When I was in college, one of my professors said something very profound during a lecture: “we cannot not communicate.” It took the class a second or two to get the message, but it’s true – irrefutable, in fact. Whether through words, actions or a lack thereof, we are always communicating. However, the message we actually relay can be another matter entirely.
As design professionals, what we do day in, day out is 100 percent about communication. We convey ideas through words, pictures, sketches, etc., and to get what we want, we have to make ourselves clear – crystal clear. Easier said than done, right?
Wilson’s own Cheryl Neumann likes to say, “the effect of all communication is the response you get.” In this business, it’s less about a killer design and more about how you get your point across. Believe me, everyone wants the ideal, picturesque setting at the end of the project, but if messages are getting lost in translation, the finish line will seem a lot further away.
Now we could all communicate better: more clearly, more frequently, more concisely, etc. But more importantly, it’s essential we know our audience and manage expectations—our own and others’. There are parts of this profession that are a lot simpler than we make them out to be, but in our efforts to design unique and/or inspiring spaces, we can end up saying a lot more than we mean, and that long-windedness can either confuse or bore the other party. So, if you’re not getting anywhere, try a different approach; try a manner geared toward the recipient. Otherwise, what you say may or may not be what you get. In fact, it’s a lot like this situation…

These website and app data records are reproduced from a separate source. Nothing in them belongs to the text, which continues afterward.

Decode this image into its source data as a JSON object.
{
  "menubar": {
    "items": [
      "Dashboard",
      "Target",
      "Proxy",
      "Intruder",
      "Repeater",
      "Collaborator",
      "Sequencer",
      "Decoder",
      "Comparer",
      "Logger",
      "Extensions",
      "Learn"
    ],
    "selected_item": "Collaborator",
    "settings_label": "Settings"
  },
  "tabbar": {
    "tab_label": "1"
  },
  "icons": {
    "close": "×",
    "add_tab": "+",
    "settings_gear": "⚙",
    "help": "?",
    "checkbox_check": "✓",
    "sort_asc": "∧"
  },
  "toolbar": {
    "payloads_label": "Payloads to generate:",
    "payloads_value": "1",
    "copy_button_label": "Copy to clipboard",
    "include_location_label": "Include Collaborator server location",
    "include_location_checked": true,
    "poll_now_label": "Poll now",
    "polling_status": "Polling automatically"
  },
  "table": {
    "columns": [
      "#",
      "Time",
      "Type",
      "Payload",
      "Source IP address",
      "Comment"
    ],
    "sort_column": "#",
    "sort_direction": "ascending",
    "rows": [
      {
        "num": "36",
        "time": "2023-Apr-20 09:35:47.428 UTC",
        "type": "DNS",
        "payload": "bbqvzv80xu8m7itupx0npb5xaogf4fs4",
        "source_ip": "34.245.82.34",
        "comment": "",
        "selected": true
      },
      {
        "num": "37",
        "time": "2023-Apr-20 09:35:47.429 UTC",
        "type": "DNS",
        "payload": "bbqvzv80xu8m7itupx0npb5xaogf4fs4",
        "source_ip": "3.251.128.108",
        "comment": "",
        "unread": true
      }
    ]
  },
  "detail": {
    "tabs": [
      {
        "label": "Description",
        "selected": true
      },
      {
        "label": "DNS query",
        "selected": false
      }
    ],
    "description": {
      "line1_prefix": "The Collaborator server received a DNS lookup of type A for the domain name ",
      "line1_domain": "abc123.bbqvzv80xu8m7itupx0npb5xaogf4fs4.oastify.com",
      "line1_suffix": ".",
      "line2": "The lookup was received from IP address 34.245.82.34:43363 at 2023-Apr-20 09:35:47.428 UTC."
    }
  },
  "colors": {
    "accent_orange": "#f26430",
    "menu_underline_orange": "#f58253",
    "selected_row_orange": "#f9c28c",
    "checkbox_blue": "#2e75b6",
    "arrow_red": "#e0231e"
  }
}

If you found yourself laughing, you’re either the client, the designer or the subcontractor. It’s funny because it’s true! That film, Mr. Blandings Builds His Dream House (starring the incomparable Cary Grant), was made in 1948, which means nearly 70 years ago, clients and designers had the same conversations we are having today. The whole movie is full of these instances that hit close to home for those of us in this industry, and they’re equally hilarious.

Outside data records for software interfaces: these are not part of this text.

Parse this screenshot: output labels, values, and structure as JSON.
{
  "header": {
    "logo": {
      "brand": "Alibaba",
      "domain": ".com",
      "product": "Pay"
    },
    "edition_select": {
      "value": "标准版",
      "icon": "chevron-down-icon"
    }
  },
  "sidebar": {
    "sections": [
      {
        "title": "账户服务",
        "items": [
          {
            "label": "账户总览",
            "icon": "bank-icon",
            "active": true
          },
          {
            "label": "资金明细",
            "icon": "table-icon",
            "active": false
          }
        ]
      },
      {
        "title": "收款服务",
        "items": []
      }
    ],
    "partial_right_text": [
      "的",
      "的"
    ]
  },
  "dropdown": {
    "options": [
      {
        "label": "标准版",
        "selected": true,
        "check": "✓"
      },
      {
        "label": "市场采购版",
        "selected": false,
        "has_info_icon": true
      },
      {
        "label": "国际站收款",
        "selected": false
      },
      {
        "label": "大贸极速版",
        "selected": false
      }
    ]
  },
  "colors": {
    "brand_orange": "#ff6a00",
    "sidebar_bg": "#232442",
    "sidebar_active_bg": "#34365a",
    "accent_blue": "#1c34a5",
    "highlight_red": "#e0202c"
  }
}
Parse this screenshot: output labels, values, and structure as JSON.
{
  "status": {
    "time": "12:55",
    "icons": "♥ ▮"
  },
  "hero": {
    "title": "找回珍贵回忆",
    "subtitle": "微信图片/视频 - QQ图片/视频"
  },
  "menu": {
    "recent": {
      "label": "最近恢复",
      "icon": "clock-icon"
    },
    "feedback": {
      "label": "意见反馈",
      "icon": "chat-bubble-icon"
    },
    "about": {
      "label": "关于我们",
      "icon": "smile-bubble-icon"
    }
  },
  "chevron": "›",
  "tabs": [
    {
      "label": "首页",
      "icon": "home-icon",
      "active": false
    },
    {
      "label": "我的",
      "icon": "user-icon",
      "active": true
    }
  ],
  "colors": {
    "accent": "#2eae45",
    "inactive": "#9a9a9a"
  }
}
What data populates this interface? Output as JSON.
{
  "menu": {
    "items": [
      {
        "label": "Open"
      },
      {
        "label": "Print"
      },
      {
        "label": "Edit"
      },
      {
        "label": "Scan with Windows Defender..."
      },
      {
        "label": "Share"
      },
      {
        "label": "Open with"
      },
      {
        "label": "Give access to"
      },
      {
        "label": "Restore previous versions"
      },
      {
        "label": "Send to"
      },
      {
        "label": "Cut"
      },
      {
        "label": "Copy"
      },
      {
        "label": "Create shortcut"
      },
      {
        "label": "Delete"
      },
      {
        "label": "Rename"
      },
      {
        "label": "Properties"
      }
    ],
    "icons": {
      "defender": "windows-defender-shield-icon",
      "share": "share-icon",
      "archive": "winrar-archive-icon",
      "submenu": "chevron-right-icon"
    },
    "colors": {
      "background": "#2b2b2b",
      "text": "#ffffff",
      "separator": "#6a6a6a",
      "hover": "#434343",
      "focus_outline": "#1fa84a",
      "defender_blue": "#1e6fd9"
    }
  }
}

We tend to think we know what we want, but when we don’t get it, we find ourselves asking, “What do you NOT understand?!” Remember communication is a two-way street. If you hit a road block, try driving the other way to get to your destination. In the end, sometimes red is red and white is white. It can be as simple as that.